Canine Heartworm Disease
Heartworm disease is caused by the parasitic nematode (worm) Dirofilaria immitis.
The adult form of the parasite can reach six to 12 inches in length, and resembles a piece of cooked spaghetti.
Heartworms live primarily in the dog's large pulmonary arteries and within the heart itself.
How exactly do they get there? Heartworm disease is carried and transmitted by our friend, the mosquito. A mosquito carrying the infective form of the heartworm larva bites the dog, transferring the larva to the bite wound.
The heartworm larva then undergoes several stages of development within the subcutaneous (just beneath the skin) tissues, and migrates through the circulatory system to the right side of the heart.
Adult heartworms are present in the heart approximately four to six months after the bite of an infected mosquito. After reaching the heart, the parasites produce microscopic larva called microfilariae, which are released into the dog's circulation.
These microfilaria can be picked up by another mosquito when it bites the affected dog. The microfilaria then develop into infective larvae within that mosquito, and the life cycle is ready to repeat.
Clinical signs of heartworm disease in an affected dog include coughing, weight loss and exercise intolerance.

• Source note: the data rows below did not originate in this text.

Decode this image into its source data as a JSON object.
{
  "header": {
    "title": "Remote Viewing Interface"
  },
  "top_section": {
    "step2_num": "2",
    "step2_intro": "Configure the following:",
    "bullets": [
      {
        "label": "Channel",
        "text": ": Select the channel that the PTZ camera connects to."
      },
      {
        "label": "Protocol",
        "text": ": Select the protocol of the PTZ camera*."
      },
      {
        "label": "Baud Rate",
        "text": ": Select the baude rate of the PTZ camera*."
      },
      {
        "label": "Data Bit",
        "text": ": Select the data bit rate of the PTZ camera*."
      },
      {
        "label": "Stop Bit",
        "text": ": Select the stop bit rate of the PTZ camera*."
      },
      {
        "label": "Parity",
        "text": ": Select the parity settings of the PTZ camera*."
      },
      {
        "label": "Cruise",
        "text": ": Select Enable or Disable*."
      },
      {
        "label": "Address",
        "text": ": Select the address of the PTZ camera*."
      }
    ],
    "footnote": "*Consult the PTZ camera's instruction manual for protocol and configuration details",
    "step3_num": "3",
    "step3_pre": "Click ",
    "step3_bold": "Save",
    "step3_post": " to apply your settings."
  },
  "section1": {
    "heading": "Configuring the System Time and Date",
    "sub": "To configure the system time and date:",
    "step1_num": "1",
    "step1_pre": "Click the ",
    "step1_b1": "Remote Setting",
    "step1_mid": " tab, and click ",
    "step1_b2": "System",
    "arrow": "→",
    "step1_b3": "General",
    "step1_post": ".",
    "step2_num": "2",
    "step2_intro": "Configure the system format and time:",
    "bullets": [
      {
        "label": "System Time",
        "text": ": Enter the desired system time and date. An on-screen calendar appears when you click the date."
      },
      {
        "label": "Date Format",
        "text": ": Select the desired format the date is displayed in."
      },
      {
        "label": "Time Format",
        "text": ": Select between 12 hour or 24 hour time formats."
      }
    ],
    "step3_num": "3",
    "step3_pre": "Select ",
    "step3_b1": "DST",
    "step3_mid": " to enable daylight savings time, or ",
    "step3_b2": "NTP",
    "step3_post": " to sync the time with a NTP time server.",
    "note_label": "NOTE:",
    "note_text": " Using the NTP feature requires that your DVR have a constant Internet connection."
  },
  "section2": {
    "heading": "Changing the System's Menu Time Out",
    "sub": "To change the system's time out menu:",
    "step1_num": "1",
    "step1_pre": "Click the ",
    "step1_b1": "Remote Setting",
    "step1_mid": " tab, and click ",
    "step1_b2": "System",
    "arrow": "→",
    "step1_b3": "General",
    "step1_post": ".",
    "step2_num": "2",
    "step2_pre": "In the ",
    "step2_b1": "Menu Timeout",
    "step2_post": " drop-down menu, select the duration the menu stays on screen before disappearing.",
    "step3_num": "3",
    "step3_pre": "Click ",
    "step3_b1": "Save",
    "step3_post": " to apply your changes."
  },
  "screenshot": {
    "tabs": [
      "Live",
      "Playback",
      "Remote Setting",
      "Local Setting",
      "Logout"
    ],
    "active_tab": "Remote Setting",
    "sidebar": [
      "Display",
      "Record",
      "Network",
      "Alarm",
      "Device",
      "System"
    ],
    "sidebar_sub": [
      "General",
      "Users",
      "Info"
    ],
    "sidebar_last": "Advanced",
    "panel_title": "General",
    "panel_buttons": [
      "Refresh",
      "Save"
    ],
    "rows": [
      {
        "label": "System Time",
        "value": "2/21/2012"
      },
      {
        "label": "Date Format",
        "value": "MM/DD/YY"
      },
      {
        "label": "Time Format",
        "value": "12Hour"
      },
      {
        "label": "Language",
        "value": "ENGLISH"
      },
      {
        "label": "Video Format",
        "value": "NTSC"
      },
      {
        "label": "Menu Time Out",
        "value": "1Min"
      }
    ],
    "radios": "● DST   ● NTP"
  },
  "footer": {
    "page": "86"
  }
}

However, some cases may show no clinical signs.
Fortunately, there are a number of readily available, excellent tests for heartworm disease. Antigen tests are the preferred type. They are run on a blood sample, and test for the presence of a protein produced by the adult worms. Antigen testing is preferred over testing for the presence of microfilaria, as up to 20 percent of dogs with heartworm disease do not have microfilaria present in the circulation.
Treatment of a dog with heartworm disease can be complex, and may involve additional diagnostic procedures such as chest radiographs (X-rays) and blood profiles. There are two drugs available to treat heartworm disease, melarsomine and thiacetarsamide.
After treatment, it is vital that the dog be confined and have its exercise restricted to short leash walks for the first month. Exercise restriction helps reduce the incidence of thrombo-embolic pneumonia, a potentially serious complication of heartworm disease which can occur as the heartworms die and break apart within the pulmonary circulation.
Left untreated, heartworms can cause severe pathologic changes within the heart and lungs, and possibly lead to heart failure and even death.
Now for the good news about canine heartworm disease: it can be easily prevented! Most vet practices will test adult dogs for heartworm in the spring months, and then place them on a monthly heartworm preventative medication that the owner administers at home.
An additional benefit of the heartworm preventative is that it helps control intestinal worms such as roundworms and hookworms as well.
Canine heartworm disease is a potentially life-threatening parasitic disease of dogs that is much more easily prevented than treated. Please contact your family veterinarian and follow his/her recommendations regarding heartworm disease and your dog's health.